If you ask the general public now, after the Republican debates and really after a little bit of the Democrat debates: Is it a good idea to have regime change? Is it a good idea to topple Gaddafi in Libya? Are we safer or less safe? Is the region more stable or more chaotic?
I think the facts on the ground—we’re actually winning on that.
If you ask them, should we go into Syria now and topple Assad? Would we be better off? I think now many people are asking the follow up question, which is ‘what happens after Assad?’ Maybe ISIS actually grows stronger or fills that vacuum? Maybe arming the allies of ISIS also helped ISIS to grow stronger?
So I think we’re winning on that debate.
The fact that I didn’t win the election, I don’t think represents whether those ideas are winning. Because in presidential politics, I can’t tell you how many times people come up to say they agree, even people who didn’t vote for me.
Since I’ve been more active in some meetings here in Washington, some people come up to me from both sides who are very complimentary as to the ideas and issues and saying ‘don’t stop talking about foreign policy, don’t stop talking about criminal justice reform.’
So I think we can win the issues battles sometimes and not win an election.
Rare: Do you think you were able to sway the conversation at all? In some ways, it seems like Donald Trump killed it.
Rand Paul: I think he dominated the superficial news cycle. And the superficial news cycle is something that is becoming more and more superficial over time, where I don’t think people are really debating ideas. He’s winning in that venue because he was on TV 25 more times than the rest of us combined. So people find that intriguing somehow, but I don’t think he’s winning any kind of issues battle or any kind of ideas battle.
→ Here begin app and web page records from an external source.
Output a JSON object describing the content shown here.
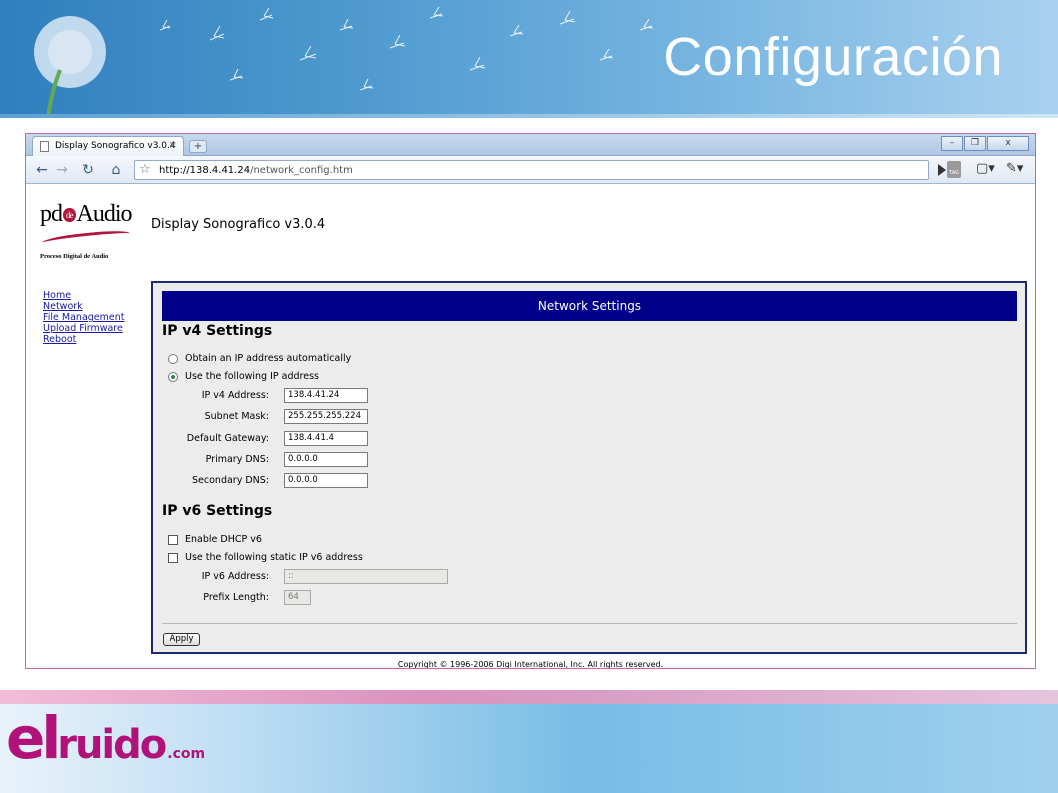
{
  "slide": {
    "title": "Configuración",
    "brand": {
      "el": "el",
      "ruido": "ruido",
      "com": ".com"
    }
  },
  "browser": {
    "tab_title": "Display Sonografico v3.0.4",
    "tab_close": "×",
    "new_tab": "+",
    "url_host": "http://138.4.41.24",
    "url_path": "/network_config.htm",
    "window_controls": {
      "minimize": "–",
      "maximize": "❐",
      "close": "x"
    },
    "tag_label": "TAG"
  },
  "page": {
    "logo": {
      "text_left": "pd",
      "text_de": "de",
      "text_right": "Audio",
      "subtitle": "Proceso Digital de Audio"
    },
    "heading": "Display Sonografico v3.0.4",
    "nav": [
      "Home",
      "Network",
      "File Management",
      "Upload Firmware",
      "Reboot"
    ],
    "panel_title": "Network Settings",
    "ipv4": {
      "title": "IP v4 Settings",
      "option_auto": "Obtain an IP address automatically",
      "option_static": "Use the following IP address",
      "fields": [
        {
          "label": "IP v4 Address:",
          "value": "138.4.41.24"
        },
        {
          "label": "Subnet Mask:",
          "value": "255.255.255.224"
        },
        {
          "label": "Default Gateway:",
          "value": "138.4.41.4"
        },
        {
          "label": "Primary DNS:",
          "value": "0.0.0.0"
        },
        {
          "label": "Secondary DNS:",
          "value": "0.0.0.0"
        }
      ]
    },
    "ipv6": {
      "title": "IP v6 Settings",
      "enable_dhcp": "Enable DHCP v6",
      "use_static": "Use the following static IP v6 address",
      "address_label": "IP v6 Address:",
      "address_value": "::",
      "prefix_label": "Prefix Length:",
      "prefix_value": "64"
    },
    "apply_label": "Apply",
    "copyright": "Copyright © 1996-2006 Digi International, Inc. All rights reserved."
  }
}
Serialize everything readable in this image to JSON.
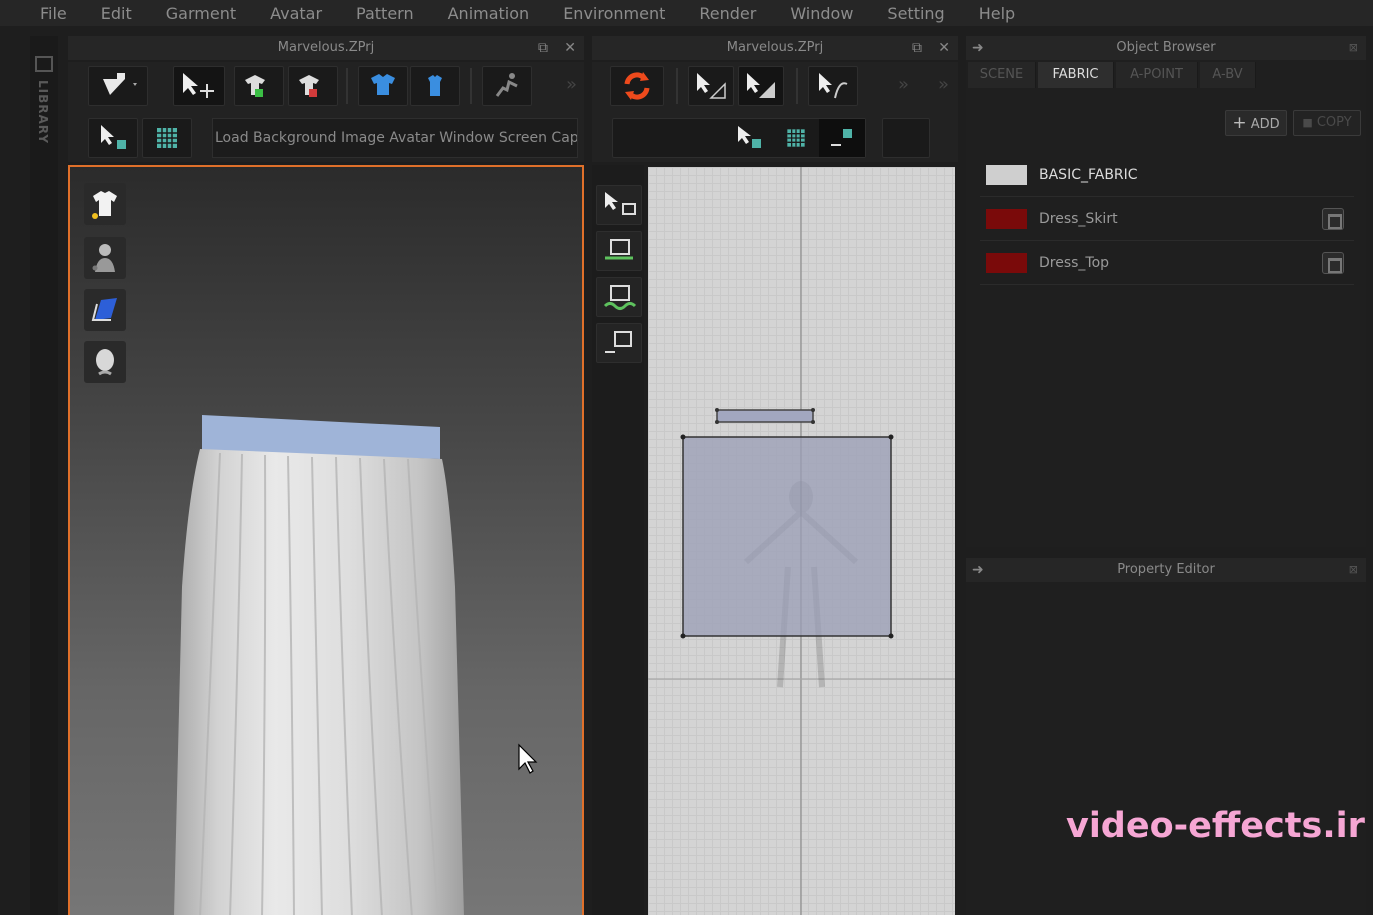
{
  "menu": [
    "File",
    "Edit",
    "Garment",
    "Avatar",
    "Pattern",
    "Animation",
    "Environment",
    "Render",
    "Window",
    "Setting",
    "Help"
  ],
  "library": {
    "label": "LIBRARY"
  },
  "view3d": {
    "title": "Marvelous.ZPrj",
    "bg_button_label": "Load Background Image Avatar Window Screen Capture"
  },
  "view2d": {
    "title": "Marvelous.ZPrj"
  },
  "object_browser": {
    "title": "Object Browser",
    "tabs": [
      "SCENE",
      "FABRIC",
      "A-POINT",
      "A-BV"
    ],
    "active_tab": "FABRIC",
    "add_label": "ADD",
    "copy_label": "COPY",
    "fabrics": [
      {
        "name": "BASIC_FABRIC",
        "color": "#cfcfcf"
      },
      {
        "name": "Dress_Skirt",
        "color": "#7a0a0a"
      },
      {
        "name": "Dress_Top",
        "color": "#7a0a0a"
      }
    ]
  },
  "property_editor": {
    "title": "Property Editor"
  },
  "watermark": "video-effects.ir",
  "colors": {
    "viewport_border": "#e0702a",
    "pattern_fill": "#9a9db5",
    "waistband": "#9fb4d8"
  }
}
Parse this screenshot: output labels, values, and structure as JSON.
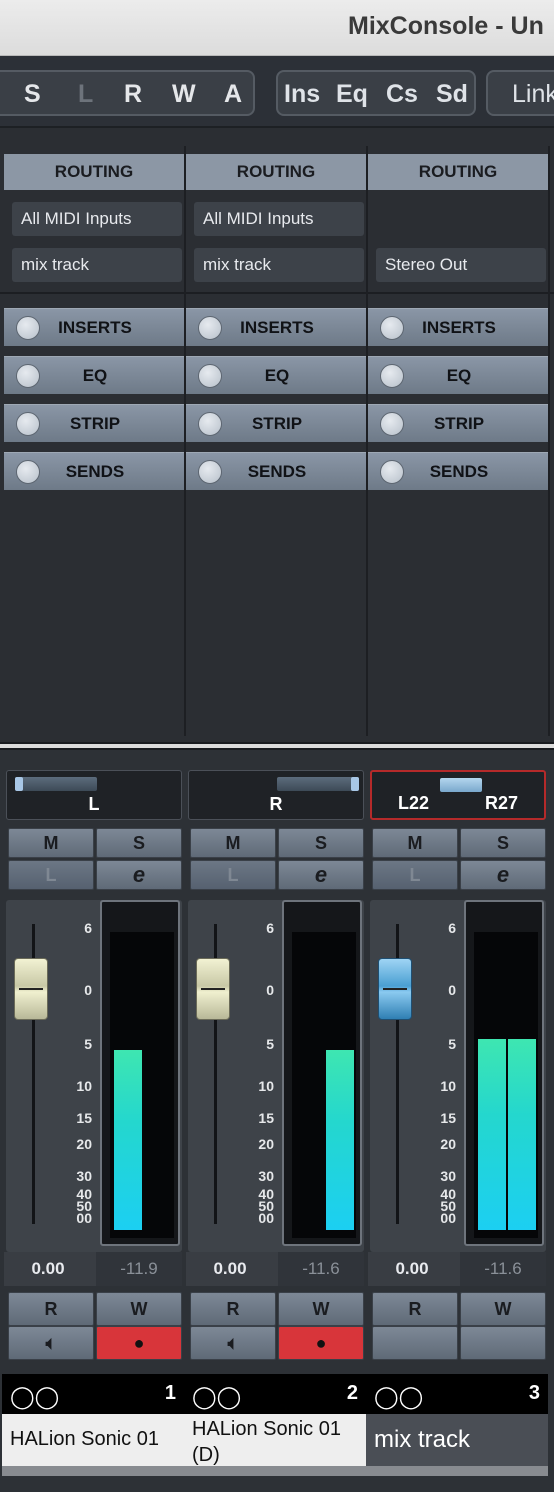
{
  "window": {
    "title": "MixConsole - Un"
  },
  "toolbar": {
    "state_buttons": [
      "S",
      "L",
      "R",
      "W",
      "A"
    ],
    "view_buttons": [
      "Ins",
      "Eq",
      "Cs",
      "Sd"
    ],
    "link_label": "Link"
  },
  "sections": {
    "routing": "ROUTING",
    "inserts": "INSERTS",
    "eq": "EQ",
    "strip": "STRIP",
    "sends": "SENDS"
  },
  "channels": [
    {
      "number": "1",
      "name": "HALion Sonic 01",
      "input": "All MIDI Inputs",
      "output": "mix track",
      "pan": "L",
      "mute": "M",
      "solo": "S",
      "listen": "L",
      "edit": "e",
      "volume": "0.00",
      "peak": "-11.9",
      "read": "R",
      "write": "W",
      "meter_level": 0.62,
      "color": "#f0f0cf"
    },
    {
      "number": "2",
      "name": "HALion Sonic 01 (D)",
      "input": "All MIDI Inputs",
      "output": "mix track",
      "pan": "R",
      "mute": "M",
      "solo": "S",
      "listen": "L",
      "edit": "e",
      "volume": "0.00",
      "peak": "-11.6",
      "read": "R",
      "write": "W",
      "meter_level": 0.62,
      "color": "#f0f0cf"
    },
    {
      "number": "3",
      "name": "mix track",
      "input": "",
      "output": "Stereo Out",
      "pan_left": "L22",
      "pan_right": "R27",
      "mute": "M",
      "solo": "S",
      "listen": "L",
      "edit": "e",
      "volume": "0.00",
      "peak": "-11.6",
      "read": "R",
      "write": "W",
      "meter_level": 0.66,
      "color": "#4a9fd2"
    }
  ],
  "fader_scale": [
    "6",
    "0",
    "5",
    "10",
    "15",
    "20",
    "30",
    "40",
    "50",
    "00"
  ]
}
I think we are winning on that.
I can tell you as I traveled across the country, many of the people, even some who did not support the presidential campaign are already calling up and saying ‘you know what, I didn’t want this to mean that I didn’t support you or the issues’ and many of those people are coming back now and are saying ‘because you’ve been a leader on criminal justice reform, on a more reasonable foreign policy, I want to support you in the senate.’